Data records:
===

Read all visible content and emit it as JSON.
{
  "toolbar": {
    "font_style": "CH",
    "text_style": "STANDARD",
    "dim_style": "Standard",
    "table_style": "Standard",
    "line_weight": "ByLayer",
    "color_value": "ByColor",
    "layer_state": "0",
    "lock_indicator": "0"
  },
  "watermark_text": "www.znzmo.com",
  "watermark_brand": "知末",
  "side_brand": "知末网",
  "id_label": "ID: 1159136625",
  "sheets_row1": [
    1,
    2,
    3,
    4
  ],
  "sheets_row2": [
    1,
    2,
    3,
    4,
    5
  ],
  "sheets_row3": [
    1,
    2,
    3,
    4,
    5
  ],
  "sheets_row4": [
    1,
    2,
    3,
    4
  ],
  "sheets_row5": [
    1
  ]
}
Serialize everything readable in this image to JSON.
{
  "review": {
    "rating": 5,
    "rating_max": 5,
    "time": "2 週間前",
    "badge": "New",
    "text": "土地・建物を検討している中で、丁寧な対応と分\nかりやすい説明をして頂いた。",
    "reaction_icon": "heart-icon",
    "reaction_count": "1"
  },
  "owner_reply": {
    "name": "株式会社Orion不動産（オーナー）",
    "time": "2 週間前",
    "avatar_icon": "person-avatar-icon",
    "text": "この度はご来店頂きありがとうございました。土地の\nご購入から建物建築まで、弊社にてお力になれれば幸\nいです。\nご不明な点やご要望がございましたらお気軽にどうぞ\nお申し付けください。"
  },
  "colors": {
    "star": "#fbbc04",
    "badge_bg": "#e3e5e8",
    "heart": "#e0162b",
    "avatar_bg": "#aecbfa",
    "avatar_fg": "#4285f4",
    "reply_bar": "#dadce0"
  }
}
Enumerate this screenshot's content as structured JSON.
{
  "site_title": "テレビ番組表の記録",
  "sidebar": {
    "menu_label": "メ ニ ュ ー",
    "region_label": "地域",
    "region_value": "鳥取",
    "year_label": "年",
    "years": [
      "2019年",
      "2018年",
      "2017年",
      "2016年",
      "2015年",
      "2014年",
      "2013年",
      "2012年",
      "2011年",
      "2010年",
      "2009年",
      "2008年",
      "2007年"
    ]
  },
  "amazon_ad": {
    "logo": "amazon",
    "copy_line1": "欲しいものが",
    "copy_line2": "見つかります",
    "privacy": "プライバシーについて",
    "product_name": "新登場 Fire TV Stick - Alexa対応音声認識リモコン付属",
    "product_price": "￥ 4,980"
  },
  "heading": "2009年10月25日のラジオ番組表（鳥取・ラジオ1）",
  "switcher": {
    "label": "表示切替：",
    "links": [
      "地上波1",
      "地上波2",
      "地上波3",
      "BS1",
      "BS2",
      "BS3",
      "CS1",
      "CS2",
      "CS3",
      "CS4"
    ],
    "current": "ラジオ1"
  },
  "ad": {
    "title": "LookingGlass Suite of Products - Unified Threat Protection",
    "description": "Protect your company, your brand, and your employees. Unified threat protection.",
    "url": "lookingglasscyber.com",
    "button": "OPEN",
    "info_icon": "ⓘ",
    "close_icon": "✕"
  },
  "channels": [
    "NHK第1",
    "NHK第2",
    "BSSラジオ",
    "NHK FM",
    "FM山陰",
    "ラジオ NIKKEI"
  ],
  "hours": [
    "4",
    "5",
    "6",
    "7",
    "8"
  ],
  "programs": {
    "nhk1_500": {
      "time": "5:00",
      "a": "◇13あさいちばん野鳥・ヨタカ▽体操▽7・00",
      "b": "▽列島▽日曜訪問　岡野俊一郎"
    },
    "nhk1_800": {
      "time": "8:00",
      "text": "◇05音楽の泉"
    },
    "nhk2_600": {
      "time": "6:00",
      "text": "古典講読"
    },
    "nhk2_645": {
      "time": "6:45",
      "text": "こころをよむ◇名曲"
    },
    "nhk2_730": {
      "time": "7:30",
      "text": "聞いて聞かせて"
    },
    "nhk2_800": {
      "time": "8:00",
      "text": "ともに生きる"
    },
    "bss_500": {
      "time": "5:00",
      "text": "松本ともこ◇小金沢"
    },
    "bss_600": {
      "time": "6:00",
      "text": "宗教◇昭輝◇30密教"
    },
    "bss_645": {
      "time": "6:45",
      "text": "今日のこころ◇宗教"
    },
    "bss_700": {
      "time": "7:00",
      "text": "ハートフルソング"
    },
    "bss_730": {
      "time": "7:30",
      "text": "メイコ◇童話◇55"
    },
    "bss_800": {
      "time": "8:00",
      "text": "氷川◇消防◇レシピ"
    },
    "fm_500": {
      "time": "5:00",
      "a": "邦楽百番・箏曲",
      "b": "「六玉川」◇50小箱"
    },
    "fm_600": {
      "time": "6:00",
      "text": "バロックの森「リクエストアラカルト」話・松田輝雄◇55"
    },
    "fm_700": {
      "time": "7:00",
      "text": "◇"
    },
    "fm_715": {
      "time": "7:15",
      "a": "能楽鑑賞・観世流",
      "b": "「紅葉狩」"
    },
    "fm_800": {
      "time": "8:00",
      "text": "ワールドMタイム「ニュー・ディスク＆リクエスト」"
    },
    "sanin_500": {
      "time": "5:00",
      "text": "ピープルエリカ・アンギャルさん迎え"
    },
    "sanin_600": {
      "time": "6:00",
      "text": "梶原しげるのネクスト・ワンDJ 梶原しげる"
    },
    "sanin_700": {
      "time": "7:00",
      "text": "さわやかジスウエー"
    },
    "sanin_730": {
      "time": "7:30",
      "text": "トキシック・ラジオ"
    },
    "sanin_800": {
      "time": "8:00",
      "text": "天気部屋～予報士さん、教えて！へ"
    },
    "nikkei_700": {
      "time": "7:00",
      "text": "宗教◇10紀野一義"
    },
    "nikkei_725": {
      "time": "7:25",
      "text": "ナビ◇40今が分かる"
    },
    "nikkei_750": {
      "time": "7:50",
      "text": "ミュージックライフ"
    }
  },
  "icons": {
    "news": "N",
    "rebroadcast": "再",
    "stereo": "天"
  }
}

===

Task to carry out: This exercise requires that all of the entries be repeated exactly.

Expected output:
Read all visible content and emit it as JSON.
{
  "toolbar": {
    "font_style": "CH",
    "text_style": "STANDARD",
    "dim_style": "Standard",
    "table_style": "Standard",
    "line_weight": "ByLayer",
    "color_value": "ByColor",
    "layer_state": "0",
    "lock_indicator": "0"
  },
  "watermark_text": "www.znzmo.com",
  "watermark_brand": "知末",
  "side_brand": "知末网",
  "id_label": "ID: 1159136625",
  "sheets_row1": [
    1,
    2,
    3,
    4
  ],
  "sheets_row2": [
    1,
    2,
    3,
    4,
    5
  ],
  "sheets_row3": [
    1,
    2,
    3,
    4,
    5
  ],
  "sheets_row4": [
    1,
    2,
    3,
    4
  ],
  "sheets_row5": [
    1
  ]
}
Serialize everything readable in this image to JSON.
{
  "review": {
    "rating": 5,
    "rating_max": 5,
    "time": "2 週間前",
    "badge": "New",
    "text": "土地・建物を検討している中で、丁寧な対応と分\nかりやすい説明をして頂いた。",
    "reaction_icon": "heart-icon",
    "reaction_count": "1"
  },
  "owner_reply": {
    "name": "株式会社Orion不動産（オーナー）",
    "time": "2 週間前",
    "avatar_icon": "person-avatar-icon",
    "text": "この度はご来店頂きありがとうございました。土地の\nご購入から建物建築まで、弊社にてお力になれれば幸\nいです。\nご不明な点やご要望がございましたらお気軽にどうぞ\nお申し付けください。"
  },
  "colors": {
    "star": "#fbbc04",
    "badge_bg": "#e3e5e8",
    "heart": "#e0162b",
    "avatar_bg": "#aecbfa",
    "avatar_fg": "#4285f4",
    "reply_bar": "#dadce0"
  }
}
Enumerate this screenshot's content as structured JSON.
{
  "site_title": "テレビ番組表の記録",
  "sidebar": {
    "menu_label": "メ ニ ュ ー",
    "region_label": "地域",
    "region_value": "鳥取",
    "year_label": "年",
    "years": [
      "2019年",
      "2018年",
      "2017年",
      "2016年",
      "2015年",
      "2014年",
      "2013年",
      "2012年",
      "2011年",
      "2010年",
      "2009年",
      "2008年",
      "2007年"
    ]
  },
  "amazon_ad": {
    "logo": "amazon",
    "copy_line1": "欲しいものが",
    "copy_line2": "見つかります",
    "privacy": "プライバシーについて",
    "product_name": "新登場 Fire TV Stick - Alexa対応音声認識リモコン付属",
    "product_price": "￥ 4,980"
  },
  "heading": "2009年10月25日のラジオ番組表（鳥取・ラジオ1）",
  "switcher": {
    "label": "表示切替：",
    "links": [
      "地上波1",
      "地上波2",
      "地上波3",
      "BS1",
      "BS2",
      "BS3",
      "CS1",
      "CS2",
      "CS3",
      "CS4"
    ],
    "current": "ラジオ1"
  },
  "ad": {
    "title": "LookingGlass Suite of Products - Unified Threat Protection",
    "description": "Protect your company, your brand, and your employees. Unified threat protection.",
    "url": "lookingglasscyber.com",
    "button": "OPEN",
    "info_icon": "ⓘ",
    "close_icon": "✕"
  },
  "channels": [
    "NHK第1",
    "NHK第2",
    "BSSラジオ",
    "NHK FM",
    "FM山陰",
    "ラジオ NIKKEI"
  ],
  "hours": [
    "4",
    "5",
    "6",
    "7",
    "8"
  ],
  "programs": {
    "nhk1_500": {
      "time": "5:00",
      "a": "◇13あさいちばん野鳥・ヨタカ▽体操▽7・00",
      "b": "▽列島▽日曜訪問　岡野俊一郎"
    },
    "nhk1_800": {
      "time": "8:00",
      "text": "◇05音楽の泉"
    },
    "nhk2_600": {
      "time": "6:00",
      "text": "古典講読"
    },
    "nhk2_645": {
      "time": "6:45",
      "text": "こころをよむ◇名曲"
    },
    "nhk2_730": {
      "time": "7:30",
      "text": "聞いて聞かせて"
    },
    "nhk2_800": {
      "time": "8:00",
      "text": "ともに生きる"
    },
    "bss_500": {
      "time": "5:00",
      "text": "松本ともこ◇小金沢"
    },
    "bss_600": {
      "time": "6:00",
      "text": "宗教◇昭輝◇30密教"
    },
    "bss_645": {
      "time": "6:45",
      "text": "今日のこころ◇宗教"
    },
    "bss_700": {
      "time": "7:00",
      "text": "ハートフルソング"
    },
    "bss_730": {
      "time": "7:30",
      "text": "メイコ◇童話◇55"
    },
    "bss_800": {
      "time": "8:00",
      "text": "氷川◇消防◇レシピ"
    },
    "fm_500": {
      "time": "5:00",
      "a": "邦楽百番・箏曲",
      "b": "「六玉川」◇50小箱"
    },
    "fm_600": {
      "time": "6:00",
      "text": "バロックの森「リクエストアラカルト」話・松田輝雄◇55"
    },
    "fm_700": {
      "time": "7:00",
      "text": "◇"
    },
    "fm_715": {
      "time": "7:15",
      "a": "能楽鑑賞・観世流",
      "b": "「紅葉狩」"
    },
    "fm_800": {
      "time": "8:00",
      "text": "ワールドMタイム「ニュー・ディスク＆リクエスト」"
    },
    "sanin_500": {
      "time": "5:00",
      "text": "ピープルエリカ・アンギャルさん迎え"
    },
    "sanin_600": {
      "time": "6:00",
      "text": "梶原しげるのネクスト・ワンDJ 梶原しげる"
    },
    "sanin_700": {
      "time": "7:00",
      "text": "さわやかジスウエー"
    },
    "sanin_730": {
      "time": "7:30",
      "text": "トキシック・ラジオ"
    },
    "sanin_800": {
      "time": "8:00",
      "text": "天気部屋～予報士さん、教えて！へ"
    },
    "nikkei_700": {
      "time": "7:00",
      "text": "宗教◇10紀野一義"
    },
    "nikkei_725": {
      "time": "7:25",
      "text": "ナビ◇40今が分かる"
    },
    "nikkei_750": {
      "time": "7:50",
      "text": "ミュージックライフ"
    }
  },
  "icons": {
    "news": "N",
    "rebroadcast": "再",
    "stereo": "天"
  }
}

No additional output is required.